* ACTION ITEM
Please copy each line of the records below that includes the word "JSON".

****************

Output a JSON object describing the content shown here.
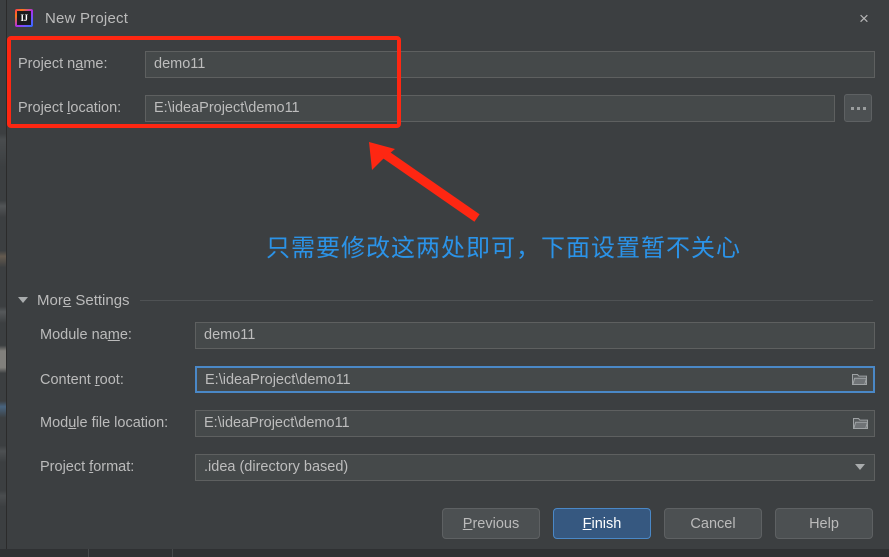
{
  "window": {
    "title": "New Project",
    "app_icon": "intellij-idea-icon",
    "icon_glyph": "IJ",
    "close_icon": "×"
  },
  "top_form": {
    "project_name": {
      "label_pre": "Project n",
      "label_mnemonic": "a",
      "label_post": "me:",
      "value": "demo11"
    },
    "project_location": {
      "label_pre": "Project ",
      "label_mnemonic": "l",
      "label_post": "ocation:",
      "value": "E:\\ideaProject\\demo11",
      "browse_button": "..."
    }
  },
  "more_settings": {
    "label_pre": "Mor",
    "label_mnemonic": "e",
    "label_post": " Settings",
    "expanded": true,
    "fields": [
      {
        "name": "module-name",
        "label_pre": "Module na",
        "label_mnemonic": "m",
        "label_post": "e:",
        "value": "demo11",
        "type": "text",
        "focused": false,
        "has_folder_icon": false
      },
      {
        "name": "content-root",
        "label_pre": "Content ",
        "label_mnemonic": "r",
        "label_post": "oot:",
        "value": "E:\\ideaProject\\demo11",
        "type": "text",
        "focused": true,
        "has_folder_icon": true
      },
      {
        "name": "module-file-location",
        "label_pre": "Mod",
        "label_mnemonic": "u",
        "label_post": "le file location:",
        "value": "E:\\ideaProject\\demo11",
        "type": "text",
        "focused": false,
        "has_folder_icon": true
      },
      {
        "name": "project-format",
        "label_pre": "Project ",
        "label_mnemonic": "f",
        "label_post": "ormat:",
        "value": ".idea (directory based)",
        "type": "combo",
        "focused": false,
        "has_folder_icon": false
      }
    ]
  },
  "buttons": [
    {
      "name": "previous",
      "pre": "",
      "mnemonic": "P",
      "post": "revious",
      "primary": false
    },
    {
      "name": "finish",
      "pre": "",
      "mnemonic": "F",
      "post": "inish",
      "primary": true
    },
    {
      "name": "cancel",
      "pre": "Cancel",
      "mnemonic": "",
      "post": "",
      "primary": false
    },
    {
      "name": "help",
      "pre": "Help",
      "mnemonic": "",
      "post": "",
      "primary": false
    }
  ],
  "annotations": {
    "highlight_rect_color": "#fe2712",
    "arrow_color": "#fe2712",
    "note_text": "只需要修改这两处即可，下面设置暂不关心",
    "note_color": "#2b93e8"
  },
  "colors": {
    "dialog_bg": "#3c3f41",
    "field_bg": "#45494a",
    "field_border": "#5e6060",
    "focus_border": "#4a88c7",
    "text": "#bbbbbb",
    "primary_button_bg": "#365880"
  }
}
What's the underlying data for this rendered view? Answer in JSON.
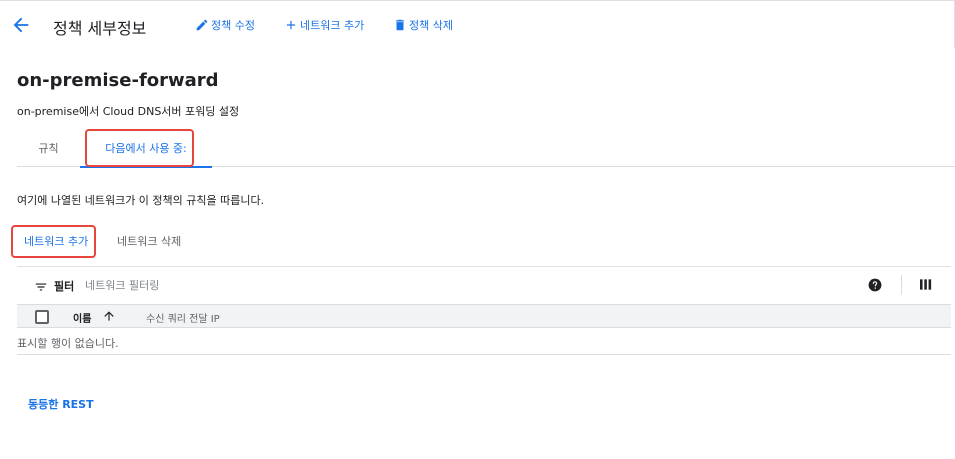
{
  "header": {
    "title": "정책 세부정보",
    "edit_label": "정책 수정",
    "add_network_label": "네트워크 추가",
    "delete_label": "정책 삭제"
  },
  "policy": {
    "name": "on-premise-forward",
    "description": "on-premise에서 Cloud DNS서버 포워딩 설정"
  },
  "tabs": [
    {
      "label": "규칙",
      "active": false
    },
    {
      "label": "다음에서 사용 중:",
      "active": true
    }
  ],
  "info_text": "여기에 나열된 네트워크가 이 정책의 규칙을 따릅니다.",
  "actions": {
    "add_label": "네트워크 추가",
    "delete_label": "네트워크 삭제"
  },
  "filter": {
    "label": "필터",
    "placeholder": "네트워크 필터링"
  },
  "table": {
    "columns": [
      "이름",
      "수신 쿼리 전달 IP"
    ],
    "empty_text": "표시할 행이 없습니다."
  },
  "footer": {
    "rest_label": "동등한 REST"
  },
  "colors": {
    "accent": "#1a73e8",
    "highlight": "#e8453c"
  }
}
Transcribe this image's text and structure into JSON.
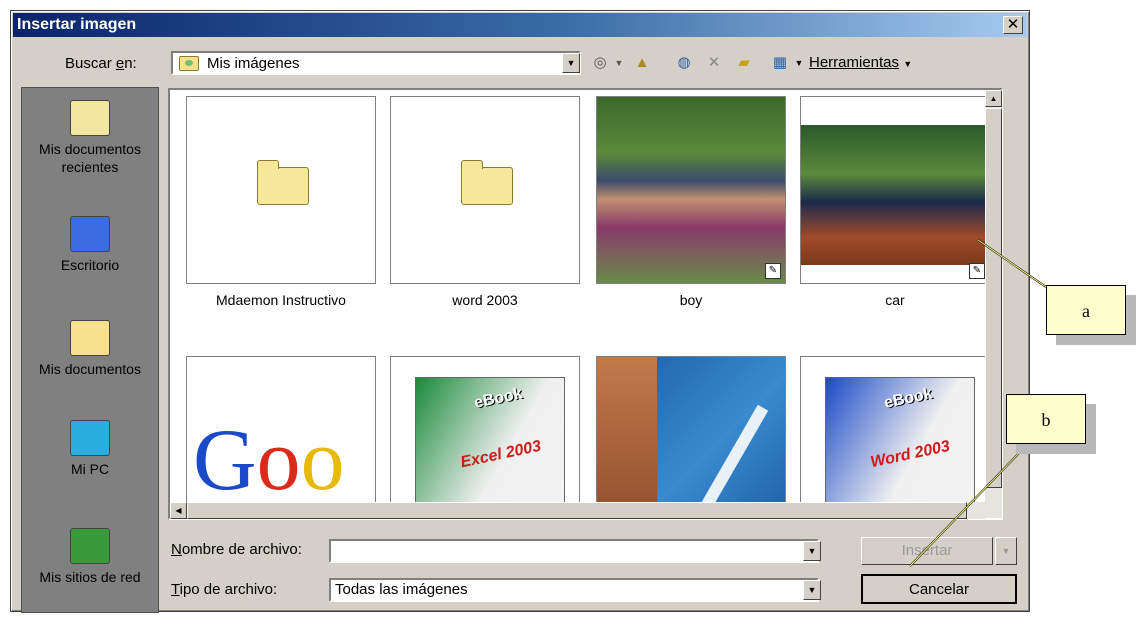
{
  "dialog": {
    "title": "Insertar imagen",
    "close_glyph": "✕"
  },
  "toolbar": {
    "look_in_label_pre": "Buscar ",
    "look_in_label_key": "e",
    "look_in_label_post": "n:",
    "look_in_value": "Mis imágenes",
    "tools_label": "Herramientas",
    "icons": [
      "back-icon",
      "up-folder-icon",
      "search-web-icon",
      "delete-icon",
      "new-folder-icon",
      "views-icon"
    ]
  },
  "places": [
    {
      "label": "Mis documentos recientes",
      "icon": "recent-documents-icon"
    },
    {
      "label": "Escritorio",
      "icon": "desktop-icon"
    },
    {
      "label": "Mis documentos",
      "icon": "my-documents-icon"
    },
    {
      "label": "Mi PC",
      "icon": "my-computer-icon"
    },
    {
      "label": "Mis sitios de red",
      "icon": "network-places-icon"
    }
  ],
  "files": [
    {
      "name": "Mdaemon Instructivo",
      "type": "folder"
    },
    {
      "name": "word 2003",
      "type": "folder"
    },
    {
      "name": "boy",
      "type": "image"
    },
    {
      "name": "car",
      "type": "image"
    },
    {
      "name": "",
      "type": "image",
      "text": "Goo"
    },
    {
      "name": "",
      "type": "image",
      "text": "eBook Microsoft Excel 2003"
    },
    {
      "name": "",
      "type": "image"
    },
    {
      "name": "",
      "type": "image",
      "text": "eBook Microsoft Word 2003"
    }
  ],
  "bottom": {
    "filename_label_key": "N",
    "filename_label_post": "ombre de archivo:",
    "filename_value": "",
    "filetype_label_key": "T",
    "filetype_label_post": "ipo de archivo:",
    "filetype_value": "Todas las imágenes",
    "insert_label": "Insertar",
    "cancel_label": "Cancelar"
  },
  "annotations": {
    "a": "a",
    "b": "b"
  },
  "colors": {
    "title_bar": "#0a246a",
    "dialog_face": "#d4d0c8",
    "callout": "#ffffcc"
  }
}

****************

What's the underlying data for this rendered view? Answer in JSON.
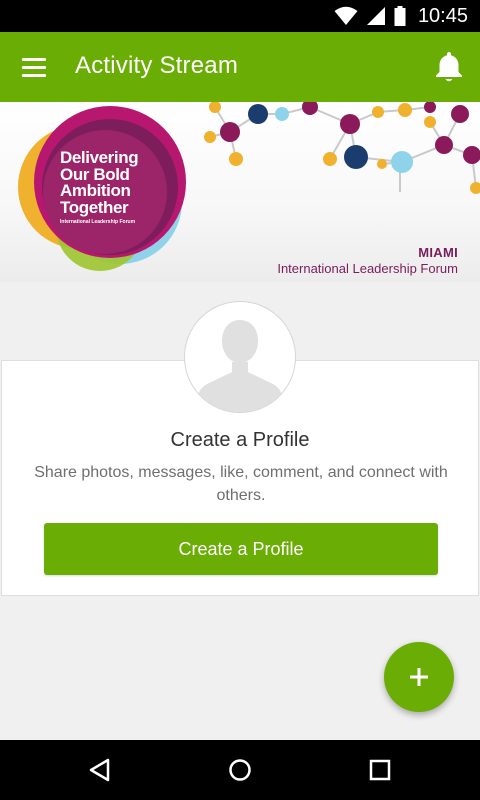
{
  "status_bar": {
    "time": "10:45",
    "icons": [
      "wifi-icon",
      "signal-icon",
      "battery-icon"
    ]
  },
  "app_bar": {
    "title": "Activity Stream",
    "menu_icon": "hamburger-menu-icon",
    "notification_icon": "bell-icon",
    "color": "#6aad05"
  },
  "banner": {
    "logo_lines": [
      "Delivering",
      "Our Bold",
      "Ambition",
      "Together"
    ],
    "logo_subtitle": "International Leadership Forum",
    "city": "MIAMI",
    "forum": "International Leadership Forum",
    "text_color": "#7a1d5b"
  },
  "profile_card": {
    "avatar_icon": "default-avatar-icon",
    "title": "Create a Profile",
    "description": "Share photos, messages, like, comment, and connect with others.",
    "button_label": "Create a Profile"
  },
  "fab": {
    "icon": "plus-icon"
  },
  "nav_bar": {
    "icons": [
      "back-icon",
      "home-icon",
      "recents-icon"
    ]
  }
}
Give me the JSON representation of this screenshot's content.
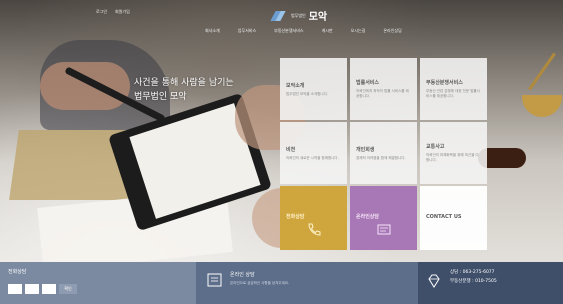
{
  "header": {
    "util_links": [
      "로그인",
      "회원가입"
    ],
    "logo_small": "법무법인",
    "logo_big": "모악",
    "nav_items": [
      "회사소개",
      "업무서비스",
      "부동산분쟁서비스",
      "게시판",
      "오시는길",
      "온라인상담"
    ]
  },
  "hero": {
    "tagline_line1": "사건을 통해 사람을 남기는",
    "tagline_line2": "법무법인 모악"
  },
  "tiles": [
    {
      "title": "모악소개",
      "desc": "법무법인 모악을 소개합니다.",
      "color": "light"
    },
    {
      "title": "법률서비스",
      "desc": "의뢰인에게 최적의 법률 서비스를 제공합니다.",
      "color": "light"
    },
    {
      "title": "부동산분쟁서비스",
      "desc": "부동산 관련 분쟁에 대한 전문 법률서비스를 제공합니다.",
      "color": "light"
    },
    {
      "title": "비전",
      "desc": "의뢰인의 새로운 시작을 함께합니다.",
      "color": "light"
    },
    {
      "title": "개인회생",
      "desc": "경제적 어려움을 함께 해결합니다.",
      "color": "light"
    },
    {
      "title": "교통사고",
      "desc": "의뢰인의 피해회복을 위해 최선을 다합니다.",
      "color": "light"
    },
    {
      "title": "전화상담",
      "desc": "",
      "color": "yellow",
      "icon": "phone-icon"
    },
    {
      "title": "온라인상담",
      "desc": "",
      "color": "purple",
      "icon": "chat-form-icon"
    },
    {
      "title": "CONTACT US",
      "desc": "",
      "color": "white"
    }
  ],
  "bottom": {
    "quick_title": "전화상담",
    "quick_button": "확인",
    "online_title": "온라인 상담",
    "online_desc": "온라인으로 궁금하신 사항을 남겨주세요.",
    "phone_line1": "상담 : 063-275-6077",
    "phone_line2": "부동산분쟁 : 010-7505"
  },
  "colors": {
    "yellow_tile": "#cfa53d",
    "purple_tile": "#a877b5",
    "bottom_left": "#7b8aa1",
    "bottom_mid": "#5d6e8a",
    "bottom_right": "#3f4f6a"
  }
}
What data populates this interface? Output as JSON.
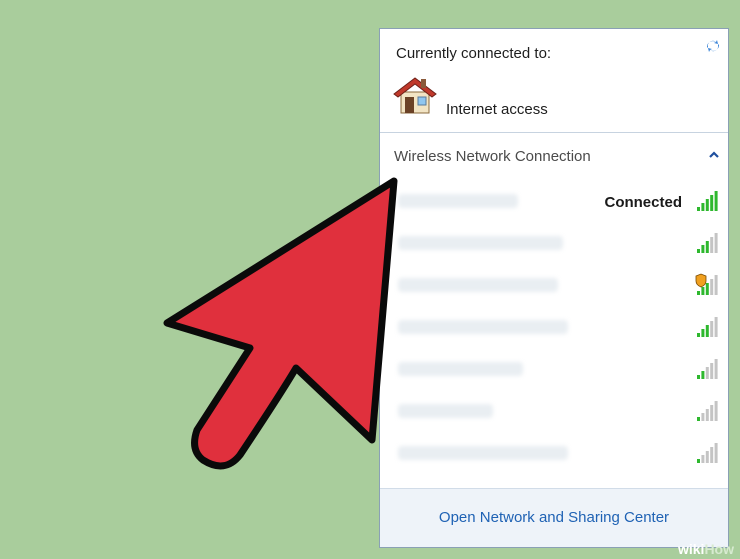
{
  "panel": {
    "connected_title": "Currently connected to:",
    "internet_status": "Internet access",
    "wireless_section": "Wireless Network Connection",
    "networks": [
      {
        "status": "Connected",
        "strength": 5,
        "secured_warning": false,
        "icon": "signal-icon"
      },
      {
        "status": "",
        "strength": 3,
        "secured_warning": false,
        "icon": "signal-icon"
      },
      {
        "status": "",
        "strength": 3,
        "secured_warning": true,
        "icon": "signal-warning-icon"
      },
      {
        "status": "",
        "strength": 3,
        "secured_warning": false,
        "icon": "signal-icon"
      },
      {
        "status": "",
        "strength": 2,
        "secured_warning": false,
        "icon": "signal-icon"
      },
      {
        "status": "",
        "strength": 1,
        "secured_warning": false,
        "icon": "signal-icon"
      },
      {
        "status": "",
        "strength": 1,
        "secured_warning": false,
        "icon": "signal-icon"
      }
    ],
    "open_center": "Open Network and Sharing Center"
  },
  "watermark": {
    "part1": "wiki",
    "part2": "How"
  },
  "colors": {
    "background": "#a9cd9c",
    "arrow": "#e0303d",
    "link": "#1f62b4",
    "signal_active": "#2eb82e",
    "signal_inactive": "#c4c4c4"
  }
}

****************

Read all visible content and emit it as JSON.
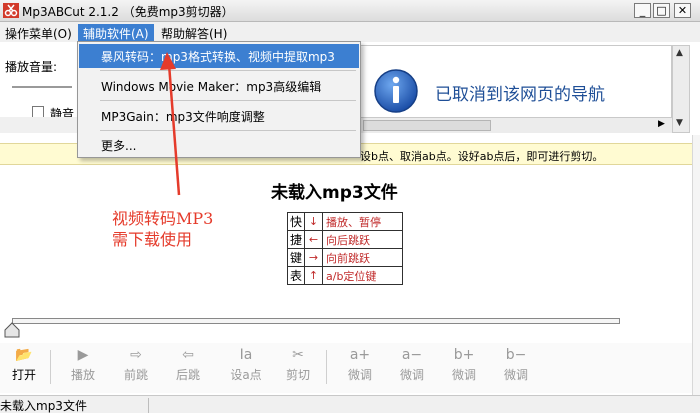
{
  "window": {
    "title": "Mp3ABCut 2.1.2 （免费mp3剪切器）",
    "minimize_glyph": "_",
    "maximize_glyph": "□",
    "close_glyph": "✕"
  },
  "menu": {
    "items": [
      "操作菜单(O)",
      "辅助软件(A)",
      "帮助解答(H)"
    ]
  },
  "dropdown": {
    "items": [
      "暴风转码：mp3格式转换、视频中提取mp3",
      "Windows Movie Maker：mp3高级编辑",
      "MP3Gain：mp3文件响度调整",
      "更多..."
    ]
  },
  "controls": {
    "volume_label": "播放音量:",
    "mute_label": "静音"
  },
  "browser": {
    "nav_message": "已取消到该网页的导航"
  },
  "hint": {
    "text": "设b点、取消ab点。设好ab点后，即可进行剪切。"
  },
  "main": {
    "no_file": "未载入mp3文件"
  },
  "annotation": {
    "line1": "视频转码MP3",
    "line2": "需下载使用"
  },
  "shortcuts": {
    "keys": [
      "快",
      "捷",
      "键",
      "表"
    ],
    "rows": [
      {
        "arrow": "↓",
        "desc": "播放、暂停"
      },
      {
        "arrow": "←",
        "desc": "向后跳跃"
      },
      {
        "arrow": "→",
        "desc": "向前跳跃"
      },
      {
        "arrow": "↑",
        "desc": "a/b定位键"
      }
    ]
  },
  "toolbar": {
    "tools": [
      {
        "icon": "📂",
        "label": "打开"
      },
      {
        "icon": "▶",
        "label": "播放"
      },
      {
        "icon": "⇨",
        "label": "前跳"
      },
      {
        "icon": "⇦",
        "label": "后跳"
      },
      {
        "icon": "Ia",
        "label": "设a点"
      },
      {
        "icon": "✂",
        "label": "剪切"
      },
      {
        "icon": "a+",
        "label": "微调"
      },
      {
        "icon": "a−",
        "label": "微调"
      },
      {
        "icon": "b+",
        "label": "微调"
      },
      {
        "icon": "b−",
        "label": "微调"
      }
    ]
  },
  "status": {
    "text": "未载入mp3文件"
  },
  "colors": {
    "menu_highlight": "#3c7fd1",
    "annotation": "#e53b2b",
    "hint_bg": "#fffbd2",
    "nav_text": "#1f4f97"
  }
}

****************

* EXERCISE SOLUTION
Output a JSON object describing the content shown here.
What's the underlying data for this rendered view? Answer in JSON.
Transcribe this image's text and structure into JSON.
What's the underlying data for this rendered view? Answer in JSON.
Give me the JSON representation of this screenshot's content.
What data populates this interface? Output as JSON.
Read all visible content and emit it as JSON.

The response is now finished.